Exercise —
In duplicating the lines below, keep every word unchanged and drop the pictures.

Data about app and page elements:
>>>>>
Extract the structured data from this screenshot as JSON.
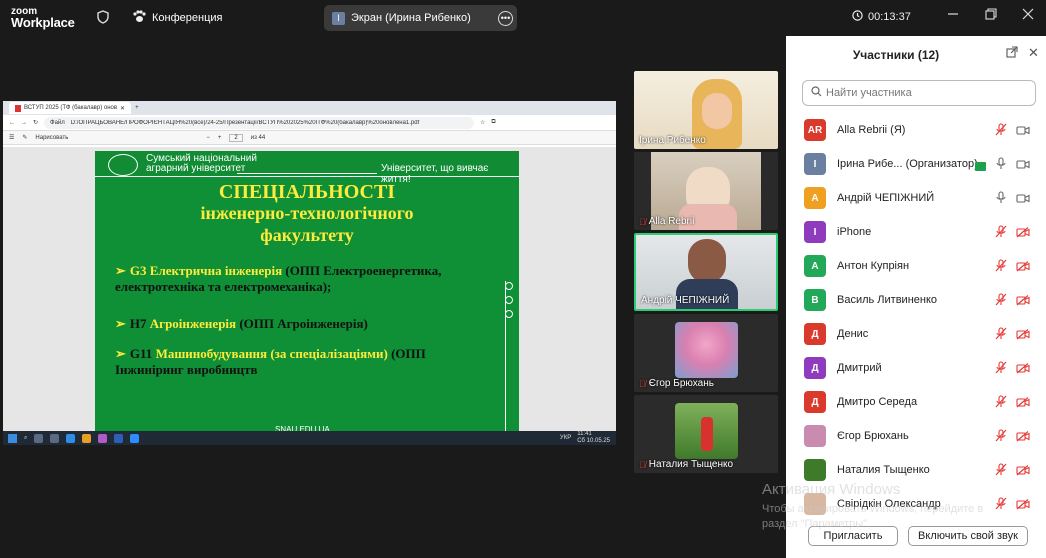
{
  "app": {
    "logo_top": "zoom",
    "logo_bottom": "Workplace"
  },
  "header": {
    "conference_label": "Конференция",
    "screen_share_label": "Экран (Ирина Рибенко)",
    "screen_share_initial": "I",
    "timer": "00:13:37"
  },
  "shared_screen": {
    "browser": {
      "tab_title": "ВСТУП 2025 (ТФ (бакалавр) онов",
      "url_prefix": "Файл",
      "url": "D:/ОПРАЦЬОВАНЕ/ПРОФОРІЄНТАЦІЯ%20(все)/24-25/Презентації/ВСТУП%202025%20ІТФ%20(бакалавр)%20оновлена1.pdf",
      "draw_label": "Нарисовать",
      "page_current": "2",
      "page_total": "из 44"
    },
    "slide": {
      "uni_line1": "Сумський національний",
      "uni_line2": "аграрний університет",
      "motto": "Університет, що вивчає життя!",
      "title_line1": "СПЕЦІАЛЬНОСТІ",
      "title_line2": "інженерно-технологічного",
      "title_line3": "факультету",
      "items": [
        {
          "code": "G3",
          "name": "Електрична інженерія",
          "detail": "(ОПП Електроенергетика, електротехніка та електромеханіка);"
        },
        {
          "code": "H7",
          "name": "Агроінженерія",
          "detail": "(ОПП Агроінженерія)"
        },
        {
          "code": "G11",
          "name": "Машинобудування (за спеціалізаціями)",
          "detail": "(ОПП Інжиніринг виробництв"
        }
      ],
      "footer": "SNAU.EDU.UA"
    },
    "taskbar": {
      "lang": "УКР",
      "time": "11:41",
      "date": "Сб 10.05.25"
    }
  },
  "video_tiles": [
    {
      "name": "Ірина Рибенко",
      "muted": false
    },
    {
      "name": "Alla Rebrii",
      "muted": true
    },
    {
      "name": "Андрій ЧЕПІЖНИЙ",
      "muted": false
    },
    {
      "name": "Єгор Брюхань",
      "muted": true
    },
    {
      "name": "Наталия Тыщенко",
      "muted": true
    }
  ],
  "participants_panel": {
    "title": "Участники (12)",
    "search_placeholder": "Найти участника",
    "participants": [
      {
        "initials": "AR",
        "name": "Alla Rebrii (Я)",
        "color": "#d93a2b"
      },
      {
        "initials": "I",
        "name": "Ірина Рибе... (Организатор)",
        "color": "#6b7fa0"
      },
      {
        "initials": "А",
        "name": "Андрій ЧЕПІЖНИЙ",
        "color": "#f0a020"
      },
      {
        "initials": "I",
        "name": "iPhone",
        "color": "#8e3bbd"
      },
      {
        "initials": "А",
        "name": "Антон Купріян",
        "color": "#22a859"
      },
      {
        "initials": "В",
        "name": "Василь Литвиненко",
        "color": "#22a859"
      },
      {
        "initials": "Д",
        "name": "Денис",
        "color": "#d93a2b"
      },
      {
        "initials": "Д",
        "name": "Дмитрий",
        "color": "#8e3bbd"
      },
      {
        "initials": "Д",
        "name": "Дмитро Середа",
        "color": "#d93a2b"
      },
      {
        "initials": "",
        "name": "Єгор Брюхань",
        "color": "#c98bb0"
      },
      {
        "initials": "",
        "name": "Наталия Тыщенко",
        "color": "#3d7a2a"
      },
      {
        "initials": "",
        "name": "Свірідкін Олександр",
        "color": "#d8b8a0"
      }
    ],
    "invite_label": "Пригласить",
    "unmute_label": "Включить свой звук"
  },
  "watermark": {
    "line1": "Активация Windows",
    "line2": "Чтобы активировать Windows, перейдите в",
    "line3": "раздел \"Параметры\"."
  }
}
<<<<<
Answer —
Extract the structured data from this screenshot as JSON.
{
  "app": {
    "logo_top": "zoom",
    "logo_bottom": "Workplace"
  },
  "header": {
    "conference_label": "Конференция",
    "screen_share_label": "Экран (Ирина Рибенко)",
    "screen_share_initial": "I",
    "timer": "00:13:37"
  },
  "shared_screen": {
    "browser": {
      "tab_title": "ВСТУП 2025 (ТФ (бакалавр) онов",
      "url_prefix": "Файл",
      "url": "D:/ОПРАЦЬОВАНЕ/ПРОФОРІЄНТАЦІЯ%20(все)/24-25/Презентації/ВСТУП%202025%20ІТФ%20(бакалавр)%20оновлена1.pdf",
      "draw_label": "Нарисовать",
      "page_current": "2",
      "page_total": "из 44"
    },
    "slide": {
      "uni_line1": "Сумський національний",
      "uni_line2": "аграрний університет",
      "motto": "Університет, що вивчає життя!",
      "title_line1": "СПЕЦІАЛЬНОСТІ",
      "title_line2": "інженерно-технологічного",
      "title_line3": "факультету",
      "items": [
        {
          "code": "G3",
          "name": "Електрична інженерія",
          "detail": "(ОПП Електроенергетика, електротехніка та електромеханіка);"
        },
        {
          "code": "H7",
          "name": "Агроінженерія",
          "detail": "(ОПП Агроінженерія)"
        },
        {
          "code": "G11",
          "name": "Машинобудування (за спеціалізаціями)",
          "detail": "(ОПП Інжиніринг виробництв"
        }
      ],
      "footer": "SNAU.EDU.UA"
    },
    "taskbar": {
      "lang": "УКР",
      "time": "11:41",
      "date": "Сб 10.05.25"
    }
  },
  "video_tiles": [
    {
      "name": "Ірина Рибенко",
      "muted": false
    },
    {
      "name": "Alla Rebrii",
      "muted": true
    },
    {
      "name": "Андрій ЧЕПІЖНИЙ",
      "muted": false
    },
    {
      "name": "Єгор Брюхань",
      "muted": true
    },
    {
      "name": "Наталия Тыщенко",
      "muted": true
    }
  ],
  "participants_panel": {
    "title": "Участники (12)",
    "search_placeholder": "Найти участника",
    "participants": [
      {
        "initials": "AR",
        "name": "Alla Rebrii (Я)",
        "color": "#d93a2b"
      },
      {
        "initials": "I",
        "name": "Ірина Рибе... (Организатор)",
        "color": "#6b7fa0"
      },
      {
        "initials": "А",
        "name": "Андрій ЧЕПІЖНИЙ",
        "color": "#f0a020"
      },
      {
        "initials": "I",
        "name": "iPhone",
        "color": "#8e3bbd"
      },
      {
        "initials": "А",
        "name": "Антон Купріян",
        "color": "#22a859"
      },
      {
        "initials": "В",
        "name": "Василь Литвиненко",
        "color": "#22a859"
      },
      {
        "initials": "Д",
        "name": "Денис",
        "color": "#d93a2b"
      },
      {
        "initials": "Д",
        "name": "Дмитрий",
        "color": "#8e3bbd"
      },
      {
        "initials": "Д",
        "name": "Дмитро Середа",
        "color": "#d93a2b"
      },
      {
        "initials": "",
        "name": "Єгор Брюхань",
        "color": "#c98bb0"
      },
      {
        "initials": "",
        "name": "Наталия Тыщенко",
        "color": "#3d7a2a"
      },
      {
        "initials": "",
        "name": "Свірідкін Олександр",
        "color": "#d8b8a0"
      }
    ],
    "invite_label": "Пригласить",
    "unmute_label": "Включить свой звук"
  },
  "watermark": {
    "line1": "Активация Windows",
    "line2": "Чтобы активировать Windows, перейдите в",
    "line3": "раздел \"Параметры\"."
  }
}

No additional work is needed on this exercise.